The schemes that Frank did back in the day couldn’t be done today with the heightened security and more security checks. It was indeed a simpler time back then. A present day Frank would probably have to be computer whiz. I don’t think it would be as much fun as pictured here. The world unfortunately has become a more dangerous place.
Spielberg wisely let his actors breathe in telling this fascinating story. He doesn’t go overboard with fancy camera shots or special effects that dominate many of his works. One of my favorite scenes was the opening title sequence. It fondly recalls the work that Saul Bass did for Alfred Hitchcock in such classic films like NORTH BY NORTHWEST, VERTIGO and PSYCHO. I also quite enjoyed the score by John Williams. It is not overpowering or intrusive. There is a fun playful tone that fits the era and the story being told.
CATCH ME IF YOU CAN will never be mentioned in the same breath as SCHINDLER’S LIST or E.T., but that doesn’t stop it from being thoroughly entertaining.
Video: The color is sumptuous and vibrant. That was so important in a period piece like this.
Audio: The score of John Williams picks its spots to make its mark.

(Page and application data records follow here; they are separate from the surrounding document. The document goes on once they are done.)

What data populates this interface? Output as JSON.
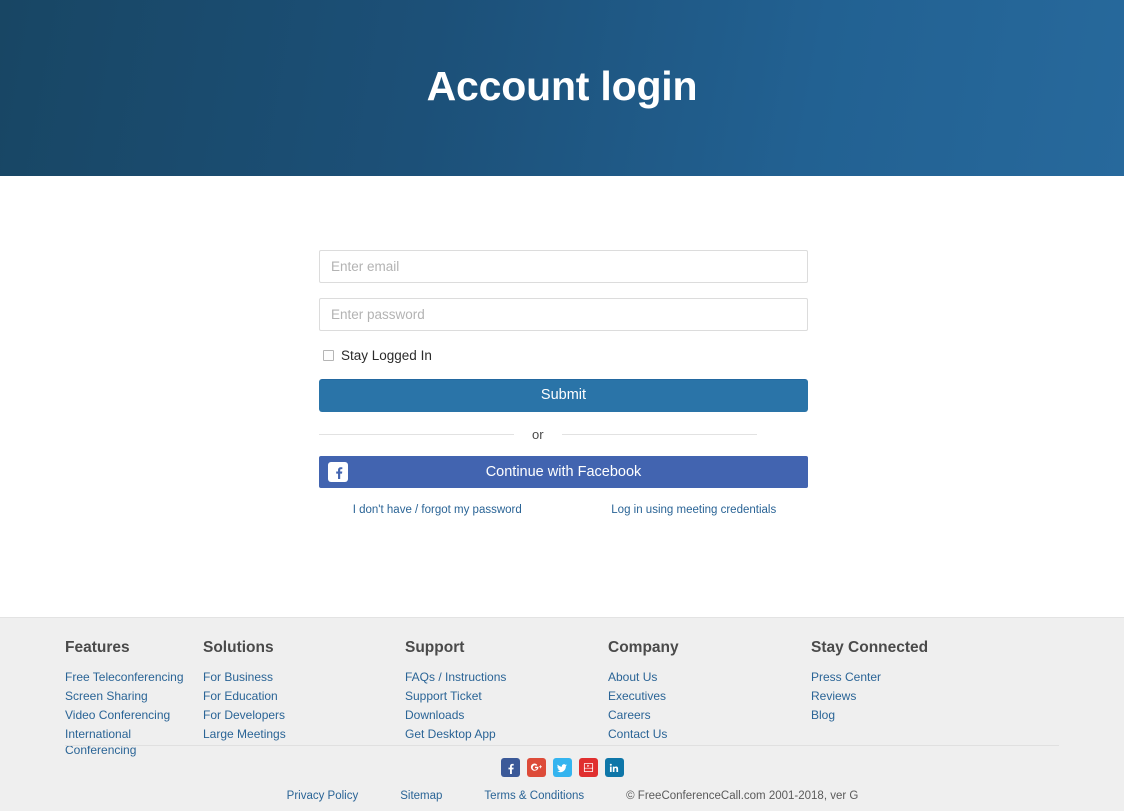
{
  "hero": {
    "title": "Account login",
    "gradient_from": "#184664",
    "gradient_to": "#27699c"
  },
  "login": {
    "email_placeholder": "Enter email",
    "email_value": "",
    "password_placeholder": "Enter password",
    "password_value": "",
    "stay_logged_in_label": "Stay Logged In",
    "stay_logged_in_checked": false,
    "submit_label": "Submit",
    "submit_color": "#2a74a8",
    "or_label": "or",
    "facebook_label": "Continue with Facebook",
    "facebook_color": "#4264b0",
    "forgot_password_link": "I don't have / forgot my password",
    "meeting_credentials_link": "Log in using meeting credentials",
    "link_color": "#2a6496"
  },
  "footer": {
    "columns": [
      {
        "heading": "Features",
        "links": [
          "Free Teleconferencing",
          "Screen Sharing",
          "Video Conferencing",
          "International Conferencing"
        ]
      },
      {
        "heading": "Solutions",
        "links": [
          "For Business",
          "For Education",
          "For Developers",
          "Large Meetings"
        ]
      },
      {
        "heading": "Support",
        "links": [
          "FAQs / Instructions",
          "Support Ticket",
          "Downloads",
          "Get Desktop App"
        ]
      },
      {
        "heading": "Company",
        "links": [
          "About Us",
          "Executives",
          "Careers",
          "Contact Us"
        ]
      },
      {
        "heading": "Stay Connected",
        "links": [
          "Press Center",
          "Reviews",
          "Blog"
        ]
      }
    ],
    "social": [
      {
        "name": "facebook",
        "color": "#3b5998"
      },
      {
        "name": "google-plus",
        "color": "#dd4b39"
      },
      {
        "name": "twitter",
        "color": "#34b4ef"
      },
      {
        "name": "youtube",
        "color": "#e02f2f"
      },
      {
        "name": "linkedin",
        "color": "#0e76a8"
      }
    ],
    "bottom_links": [
      "Privacy Policy",
      "Sitemap",
      "Terms & Conditions"
    ],
    "copyright": "© FreeConferenceCall.com 2001-2018, ver G",
    "background": "#efefef"
  }
}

I could easily pick out the various instruments chosen by Williams including the ever present saxophone.
Catch Me If You Can: Behind the Camera (17:09): Spielberg and other contributors discussing the making of the film. This includes the costumes, sets and designs. Spielberg states it was one of his fastest shoots (around 52 days).
Cast Me If You Can: Spielberg and Producer Walter Parkes are front and center on the major casting choices.
Leonardo DiCaprio (6:07): DiCaprio was already attached to the film before Spielberg got involved. The director basically says that Leo recruited him than the other way around.
Tom Hanks (6:19): Hanks was first discussed for the father role. Hanks though was more drawn to the FBI agent.
Christopher Walken/Nathalie Baye (7:22): Parkes was the one who first suggested Walken. He wasn’t on Spielberg’s radar. Spielberg wanted an authentic French actress to play Frank’s mother since that was what she was in real life. Fellow director Brian DePalma helped in this regard and arranged a screen test with Baye.
Martin Sheen/Amy Adams (6:30): Sheen was working on West Wing at that time. John Wells assisted with his schedule to make him available. All involved knew that Adams was right for the role.
Jennifer Garner (3:15): She was another person working on a television show at the time. Spielberg was impressed with the various characters she had to play on Alias.
Scoring: Catch Me If You Can (5:25): Composer John Williams goes over the choices he made for this film. Spielberg also chimes in on the top 40 hits used.
Frank Abagnale: Between Reality and Fiction: The genuine article discusses various parts of his life and what drew Spielberg, Hanks and DiCaprio to the man.
Meet Frank Abagnale (5:28): Introduction of the man.
Frank Becomes a Pilot (4:07): Frank goes over the process on how he became a pilot and what that involved.
Frank’s Careers (1:58): These included being a pilot, lawyer, doctor and professor.
Frank Gets Caught and Turns His Life Around (3:35): Frank discusses his life after being caught.
The FBI Perspective (7:07): Former FBI agent was a consultant on the film and helped Spielberg makes things as authentic as possible.
Catch Me If You Can In Closing (4:59): Recap on what made this a compelling story to get all these talented people involved in it.
Photo Galleries: Included in this are behind the scenes shots, costume galleries and cast shots.